The political judgment here was terrible, and characteristic. Hillary Clinton has turned away, as a point of policy, from the Bill Clinton administration’s prison policies, but the reflex is still to take up a less bad version of the opposition’s worst causes. As if mass incarceration, promoted for a generation by centrist Democrats, had done the least bit to stop Republicans from still running on race terror and law and order and American Carnage to this day. So now, in the face of xenophobic nationalism and a manufactured border crisis, the important thing is for liberals to show that they too are against migration.
It’s easy to blame this on Hillary Clinton as a person, but her intentions are probably no worse than those of most other people of her political alignment and generation. That’s what made her remarks appalling: the way they sounded like received wisdom. In whatever circles Hillary Clinton is hearing and discussing what the right ideas are, the consensus is that “the migration issue” is something about which “Europe has done its part,” and now it is time to seek calm by placating the anti-migrant forces (that is, the neo-Nazis, the ethnic chauvinists, the authoritarian bigots) by declaring that the West has absorbed all it can absorb of the misery and displacement of the world.

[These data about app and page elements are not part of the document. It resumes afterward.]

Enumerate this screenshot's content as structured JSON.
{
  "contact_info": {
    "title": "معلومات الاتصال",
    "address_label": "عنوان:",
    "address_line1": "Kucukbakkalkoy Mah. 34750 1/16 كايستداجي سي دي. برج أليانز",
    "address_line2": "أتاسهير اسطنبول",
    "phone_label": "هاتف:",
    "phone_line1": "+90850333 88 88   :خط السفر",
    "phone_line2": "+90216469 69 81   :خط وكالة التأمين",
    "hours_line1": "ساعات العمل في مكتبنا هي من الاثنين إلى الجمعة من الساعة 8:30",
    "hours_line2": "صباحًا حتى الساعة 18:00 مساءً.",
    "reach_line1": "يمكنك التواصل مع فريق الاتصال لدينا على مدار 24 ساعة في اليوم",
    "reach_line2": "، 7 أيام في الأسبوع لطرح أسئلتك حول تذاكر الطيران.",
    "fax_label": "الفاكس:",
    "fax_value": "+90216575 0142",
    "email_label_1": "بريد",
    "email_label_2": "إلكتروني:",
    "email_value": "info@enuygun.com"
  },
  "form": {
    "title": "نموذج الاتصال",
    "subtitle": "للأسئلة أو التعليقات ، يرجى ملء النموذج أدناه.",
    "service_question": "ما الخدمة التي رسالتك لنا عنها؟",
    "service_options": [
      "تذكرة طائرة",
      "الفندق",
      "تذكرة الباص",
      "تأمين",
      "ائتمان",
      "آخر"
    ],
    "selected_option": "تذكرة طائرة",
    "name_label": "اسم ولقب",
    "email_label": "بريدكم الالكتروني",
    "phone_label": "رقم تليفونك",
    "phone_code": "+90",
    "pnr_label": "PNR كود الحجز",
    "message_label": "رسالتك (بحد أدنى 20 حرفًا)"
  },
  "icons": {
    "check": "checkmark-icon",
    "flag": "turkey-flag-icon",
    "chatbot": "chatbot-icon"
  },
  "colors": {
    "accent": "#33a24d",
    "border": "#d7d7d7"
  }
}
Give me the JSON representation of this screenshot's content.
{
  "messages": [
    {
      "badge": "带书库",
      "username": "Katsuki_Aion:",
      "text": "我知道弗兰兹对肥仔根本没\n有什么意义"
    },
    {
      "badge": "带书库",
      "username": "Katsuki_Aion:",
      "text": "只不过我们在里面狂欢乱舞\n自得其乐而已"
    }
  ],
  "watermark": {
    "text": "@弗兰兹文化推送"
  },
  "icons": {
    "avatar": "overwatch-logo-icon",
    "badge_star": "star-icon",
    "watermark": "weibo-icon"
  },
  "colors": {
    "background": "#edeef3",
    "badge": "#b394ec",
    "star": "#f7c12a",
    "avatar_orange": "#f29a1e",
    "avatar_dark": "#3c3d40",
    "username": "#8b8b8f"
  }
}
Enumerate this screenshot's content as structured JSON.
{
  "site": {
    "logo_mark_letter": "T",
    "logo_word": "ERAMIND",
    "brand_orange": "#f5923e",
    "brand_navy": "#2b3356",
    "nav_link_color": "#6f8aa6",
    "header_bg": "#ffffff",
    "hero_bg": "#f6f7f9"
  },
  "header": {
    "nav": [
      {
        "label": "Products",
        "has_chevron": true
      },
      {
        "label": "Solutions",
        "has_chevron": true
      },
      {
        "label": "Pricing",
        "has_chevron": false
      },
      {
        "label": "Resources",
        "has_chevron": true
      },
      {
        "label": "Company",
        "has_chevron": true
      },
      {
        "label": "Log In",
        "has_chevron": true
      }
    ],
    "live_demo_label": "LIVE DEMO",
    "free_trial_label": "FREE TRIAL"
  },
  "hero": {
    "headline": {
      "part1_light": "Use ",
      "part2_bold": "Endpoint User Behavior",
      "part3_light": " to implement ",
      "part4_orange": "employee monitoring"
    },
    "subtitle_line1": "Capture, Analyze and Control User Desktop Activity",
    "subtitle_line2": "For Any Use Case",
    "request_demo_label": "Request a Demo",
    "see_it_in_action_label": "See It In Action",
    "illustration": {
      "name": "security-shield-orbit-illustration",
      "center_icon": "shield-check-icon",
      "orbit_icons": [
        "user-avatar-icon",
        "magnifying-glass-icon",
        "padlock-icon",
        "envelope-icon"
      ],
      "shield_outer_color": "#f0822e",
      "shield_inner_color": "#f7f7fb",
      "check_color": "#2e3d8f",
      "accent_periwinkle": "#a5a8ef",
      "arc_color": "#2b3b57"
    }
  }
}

And this was packaged, worst of all, as a set of hard truths, as the veteran politician frankly describing the limits at which generosity and compassion would have to yield. The real hard truths—that today’s migration is only the beginning; that today’s brutality, if unchecked, will be merely the practice for tomorrow’s slaughter; and that the best practical and moral alternative will require immense and immediate disruption to everyday American life and business—are unthinkable to the leadership class. Like everything else, they will only get worse as long as politics keeps ignoring them.